Before his death in December 2000, Detroit blues icon Willie D. Warren was a stalwart on the local scene following his 1975 move from Arkansas via Chicago to the Motor City. He was woefully under-recorded, but on this live recording with the backing band Mystery Train featuring electric guitarist Jim McCarty (ex-Mitch Ryder, Cactus, the Rockets, and Detroit Blues Band member), Warren shines in the spotlight. His experienced, enjoyable voice and spare guitar signify this music -- cool and cooler, refined and authentic. McCarty is joined by three exceptional blues cats: keyboardist/bassist Rick Stel, harmonicist Kenny Welk, and drummer Will Leonard. Stel and Welk are particularly sensitive and substantive additions to the real blues mix of this club date. Of the nine cuts done live at the Firehouse (there is some afterthought overdubbing), every other one is a slow, low-down number.
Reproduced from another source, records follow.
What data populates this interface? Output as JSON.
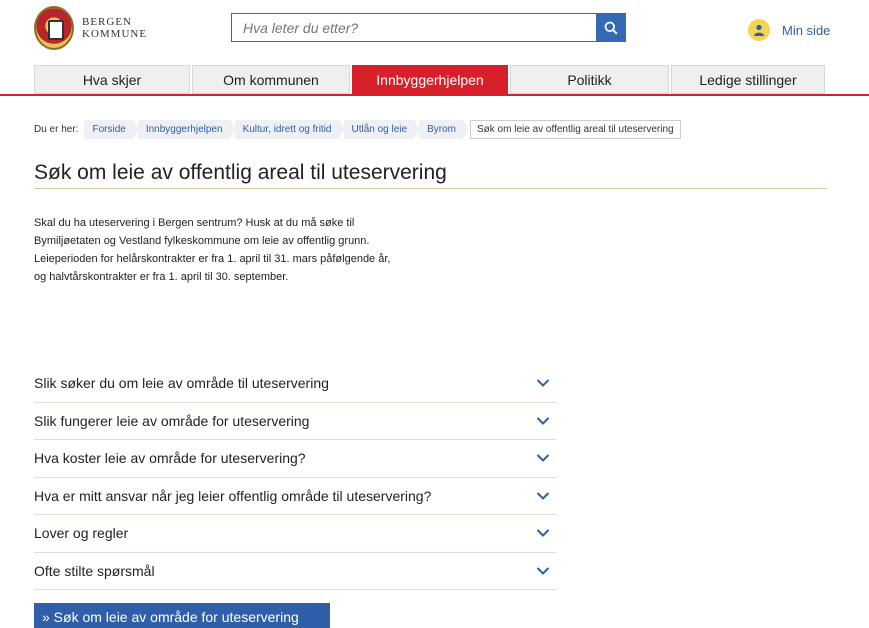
{
  "logo": {
    "line1": "BERGEN",
    "line2": "KOMMUNE"
  },
  "search": {
    "placeholder": "Hva leter du etter?"
  },
  "user": {
    "label": "Min side"
  },
  "nav": {
    "items": [
      {
        "label": "Hva skjer"
      },
      {
        "label": "Om kommunen"
      },
      {
        "label": "Innbyggerhjelpen"
      },
      {
        "label": "Politikk"
      },
      {
        "label": "Ledige stillinger"
      }
    ],
    "active_index": 2
  },
  "breadcrumb": {
    "prefix": "Du er her:",
    "items": [
      "Forside",
      "Innbyggerhjelpen",
      "Kultur, idrett og fritid",
      "Utlån og leie",
      "Byrom"
    ],
    "current": "Søk om leie av offentlig areal til uteservering"
  },
  "page": {
    "title": "Søk om leie av offentlig areal til uteservering",
    "intro_lines": [
      "Skal du ha uteservering i Bergen sentrum? Husk at du må søke til",
      "Bymiljøetaten og Vestland fylkeskommune om leie av offentlig grunn.",
      "Leieperioden for helårskontrakter er fra 1. april til 31. mars påfølgende år,",
      "og halvtårskontrakter er fra 1. april til 30. september."
    ]
  },
  "accordion": [
    "Slik søker du om leie av område til uteservering",
    "Slik fungerer leie av område for uteservering",
    "Hva koster leie av område for uteservering?",
    "Hva er mitt ansvar når jeg leier offentlig område til uteservering?",
    "Lover og regler",
    "Ofte stilte spørsmål"
  ],
  "cta": {
    "label": "» Søk om leie av område for uteservering"
  },
  "colors": {
    "brand_red": "#d8202a",
    "link_blue": "#2e5fa8",
    "search_blue": "#3569b3"
  }
}
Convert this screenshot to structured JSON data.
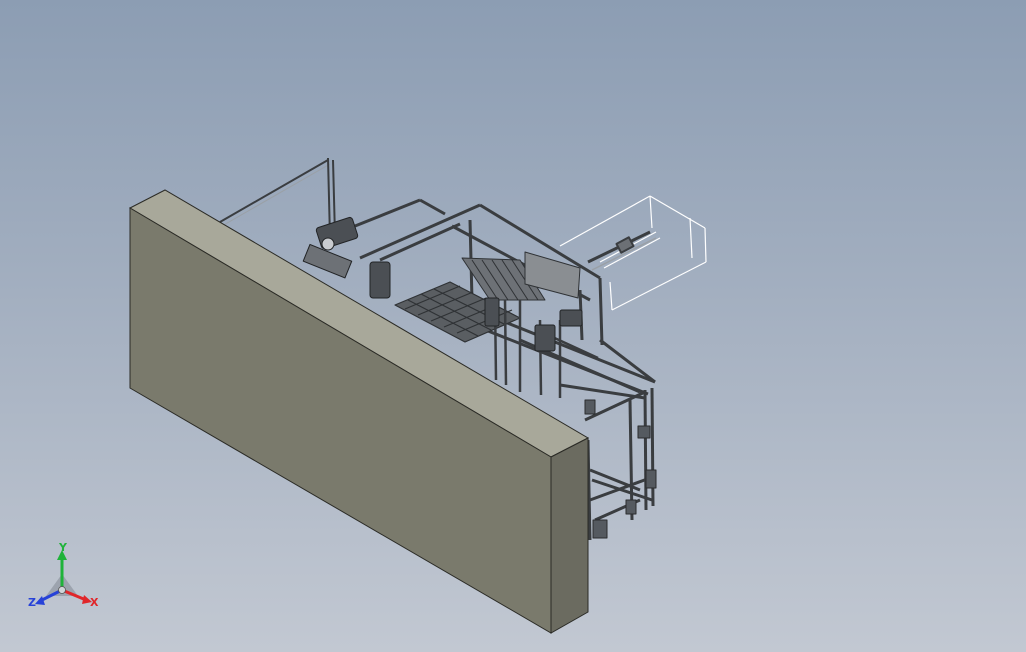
{
  "viewport": {
    "background_top": "#8c9db3",
    "background_bottom": "#c2c8d2"
  },
  "model": {
    "wall_front_color": "#7a7a6c",
    "wall_side_color": "#6b6b60",
    "wall_top_color": "#a8a89a",
    "frame_color": "#3a3d40",
    "frame_highlight": "#9aa0a6"
  },
  "triad": {
    "x_label": "X",
    "y_label": "Y",
    "z_label": "Z",
    "x_color": "#e0262a",
    "y_color": "#1fb33a",
    "z_color": "#2742d8"
  }
}
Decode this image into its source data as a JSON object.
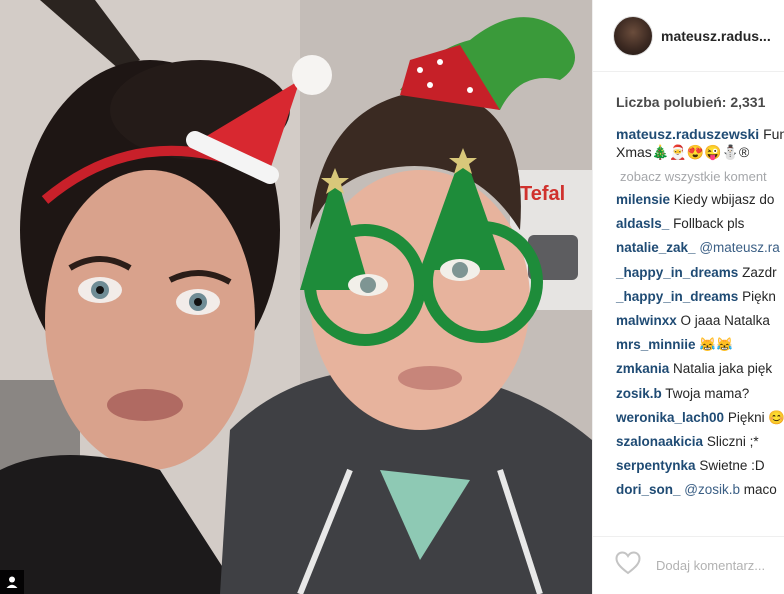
{
  "post": {
    "photo_alt": "Selfie of two people wearing Christmas accessories",
    "brand_sign": "Tefal"
  },
  "header": {
    "username": "mateusz.radus..."
  },
  "likes": {
    "text": "Liczba polubień: 2,331"
  },
  "caption": {
    "author": "mateusz.raduszewski",
    "text_line1": "Fun",
    "text_line2": "Xmas🎄🎅😍😜⛄®"
  },
  "comments": {
    "view_all": "zobacz wszystkie koment",
    "items": [
      {
        "author": "milensie",
        "text": "Kiedy wbijasz do"
      },
      {
        "author": "aldasls_",
        "text": "Follback pls"
      },
      {
        "author": "natalie_zak_",
        "mention": "@mateusz.ra"
      },
      {
        "author": "_happy_in_dreams",
        "text": "Zazdr"
      },
      {
        "author": "_happy_in_dreams",
        "text": "Piękn"
      },
      {
        "author": "malwinxx",
        "text": "O jaaa Natalka"
      },
      {
        "author": "mrs_minniie",
        "text": "😹😹"
      },
      {
        "author": "zmkania",
        "text": "Natalia jaka pięk"
      },
      {
        "author": "zosik.b",
        "text": "Twoja mama?"
      },
      {
        "author": "weronika_lach00",
        "text": "Piękni 😊"
      },
      {
        "author": "szalonaakicia",
        "text": "Sliczni ;*"
      },
      {
        "author": "serpentynka",
        "text": "Swietne :D"
      },
      {
        "author": "dori_son_",
        "mention": "@zosik.b",
        "text": "maco"
      }
    ]
  },
  "footer": {
    "add_comment_placeholder": "Dodaj komentarz..."
  },
  "colors": {
    "author": "#1f4b74",
    "mention": "#3b5f85",
    "muted": "#a5a7aa"
  }
}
Charles Brown's "Driftin' & Driftin'" and James B. Oden's "I've Had My Fun" pulse with organ, the latter for a long ten minutes with lengthy guitar musings from Warren and McCarty. The Willie Dixon classic "Hoochie Coochie Man" stands up with patient fervor, while the highlight, Lowell Fulson's "Reconsider Baby," is downhearted as can be, with Welk's harp talking back to Willie D.'s vocal, which is quite reminiscent of Paul Butterfield. The more uptempo numbers include Warren doing "Hello Detroit," talking about leaving the South for the North over the melody of Jimmy Smith's "Back at the Chicken Shack." A mojo boogie take of Sir Mack Rice and Albert King's classic "Cadillac Assembly Line" is the neatest twist to an old standard, and a loping version of "Kansas City" features Warren's soulful, almost crooning voice with Stel's piano urging him on. The easy swing of "Baby Likes to Boogie," with a meaty but thinly sliced solo from McCarty and great piano fervor from Stel, and the closer, Little Milton's "The Blues Is Alright," both show how this music is directly jazz-related, and vice versa. As much of a firebrand as McCarty is capable of being, he lays low for this performance, letting Warren do the driving. It was a good move, for Willie D. could more than handle the job. There is a low-level buzz throughout, but it does not detract from this high-level set by one of the Midwest's true blues treasures. Recommended.
AllMusic Review by Michael G. Nastos